======== INFORMATION ========

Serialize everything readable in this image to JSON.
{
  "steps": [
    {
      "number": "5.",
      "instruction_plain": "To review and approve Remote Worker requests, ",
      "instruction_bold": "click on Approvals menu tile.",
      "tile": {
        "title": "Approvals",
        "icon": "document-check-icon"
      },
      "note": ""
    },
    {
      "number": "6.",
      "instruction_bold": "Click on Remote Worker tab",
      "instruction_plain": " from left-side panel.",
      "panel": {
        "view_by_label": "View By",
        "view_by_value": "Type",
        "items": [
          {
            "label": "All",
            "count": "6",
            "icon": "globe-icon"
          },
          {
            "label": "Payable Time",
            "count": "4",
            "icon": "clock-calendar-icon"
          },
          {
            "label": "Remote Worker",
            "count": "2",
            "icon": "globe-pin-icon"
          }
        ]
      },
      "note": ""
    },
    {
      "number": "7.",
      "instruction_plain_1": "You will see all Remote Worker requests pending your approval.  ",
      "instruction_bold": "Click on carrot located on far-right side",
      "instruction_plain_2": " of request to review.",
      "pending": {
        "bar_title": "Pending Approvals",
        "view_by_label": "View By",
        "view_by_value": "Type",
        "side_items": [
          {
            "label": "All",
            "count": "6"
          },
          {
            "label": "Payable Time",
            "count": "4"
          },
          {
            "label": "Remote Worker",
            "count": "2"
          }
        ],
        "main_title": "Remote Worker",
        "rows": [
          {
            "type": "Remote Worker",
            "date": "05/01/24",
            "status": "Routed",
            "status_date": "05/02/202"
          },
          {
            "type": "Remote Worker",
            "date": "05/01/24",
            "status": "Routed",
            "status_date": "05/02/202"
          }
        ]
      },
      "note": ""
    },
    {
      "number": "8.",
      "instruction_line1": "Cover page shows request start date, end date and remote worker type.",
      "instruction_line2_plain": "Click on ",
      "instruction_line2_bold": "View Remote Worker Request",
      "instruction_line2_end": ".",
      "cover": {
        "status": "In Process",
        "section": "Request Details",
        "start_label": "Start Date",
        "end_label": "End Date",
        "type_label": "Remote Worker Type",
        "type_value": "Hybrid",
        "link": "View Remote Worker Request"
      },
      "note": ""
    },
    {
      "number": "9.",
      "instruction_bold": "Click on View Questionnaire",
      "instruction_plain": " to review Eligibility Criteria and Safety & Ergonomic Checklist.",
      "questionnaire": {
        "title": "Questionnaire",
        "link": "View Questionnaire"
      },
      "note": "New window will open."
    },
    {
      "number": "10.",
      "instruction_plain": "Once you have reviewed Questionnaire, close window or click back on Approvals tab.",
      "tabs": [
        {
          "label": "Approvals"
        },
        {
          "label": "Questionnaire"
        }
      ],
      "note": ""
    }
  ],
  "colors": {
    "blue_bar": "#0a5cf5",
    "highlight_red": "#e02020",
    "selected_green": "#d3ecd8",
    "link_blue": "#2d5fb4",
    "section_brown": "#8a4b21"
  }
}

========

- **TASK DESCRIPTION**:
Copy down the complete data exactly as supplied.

- **SOLUTION**:
Serialize everything readable in this image to JSON.
{
  "steps": [
    {
      "number": "5.",
      "instruction_plain": "To review and approve Remote Worker requests, ",
      "instruction_bold": "click on Approvals menu tile.",
      "tile": {
        "title": "Approvals",
        "icon": "document-check-icon"
      },
      "note": ""
    },
    {
      "number": "6.",
      "instruction_bold": "Click on Remote Worker tab",
      "instruction_plain": " from left-side panel.",
      "panel": {
        "view_by_label": "View By",
        "view_by_value": "Type",
        "items": [
          {
            "label": "All",
            "count": "6",
            "icon": "globe-icon"
          },
          {
            "label": "Payable Time",
            "count": "4",
            "icon": "clock-calendar-icon"
          },
          {
            "label": "Remote Worker",
            "count": "2",
            "icon": "globe-pin-icon"
          }
        ]
      },
      "note": ""
    },
    {
      "number": "7.",
      "instruction_plain_1": "You will see all Remote Worker requests pending your approval.  ",
      "instruction_bold": "Click on carrot located on far-right side",
      "instruction_plain_2": " of request to review.",
      "pending": {
        "bar_title": "Pending Approvals",
        "view_by_label": "View By",
        "view_by_value": "Type",
        "side_items": [
          {
            "label": "All",
            "count": "6"
          },
          {
            "label": "Payable Time",
            "count": "4"
          },
          {
            "label": "Remote Worker",
            "count": "2"
          }
        ],
        "main_title": "Remote Worker",
        "rows": [
          {
            "type": "Remote Worker",
            "date": "05/01/24",
            "status": "Routed",
            "status_date": "05/02/202"
          },
          {
            "type": "Remote Worker",
            "date": "05/01/24",
            "status": "Routed",
            "status_date": "05/02/202"
          }
        ]
      },
      "note": ""
    },
    {
      "number": "8.",
      "instruction_line1": "Cover page shows request start date, end date and remote worker type.",
      "instruction_line2_plain": "Click on ",
      "instruction_line2_bold": "View Remote Worker Request",
      "instruction_line2_end": ".",
      "cover": {
        "status": "In Process",
        "section": "Request Details",
        "start_label": "Start Date",
        "end_label": "End Date",
        "type_label": "Remote Worker Type",
        "type_value": "Hybrid",
        "link": "View Remote Worker Request"
      },
      "note": ""
    },
    {
      "number": "9.",
      "instruction_bold": "Click on View Questionnaire",
      "instruction_plain": " to review Eligibility Criteria and Safety & Ergonomic Checklist.",
      "questionnaire": {
        "title": "Questionnaire",
        "link": "View Questionnaire"
      },
      "note": "New window will open."
    },
    {
      "number": "10.",
      "instruction_plain": "Once you have reviewed Questionnaire, close window or click back on Approvals tab.",
      "tabs": [
        {
          "label": "Approvals"
        },
        {
          "label": "Questionnaire"
        }
      ],
      "note": ""
    }
  ],
  "colors": {
    "blue_bar": "#0a5cf5",
    "highlight_red": "#e02020",
    "selected_green": "#d3ecd8",
    "link_blue": "#2d5fb4",
    "section_brown": "#8a4b21"
  }
}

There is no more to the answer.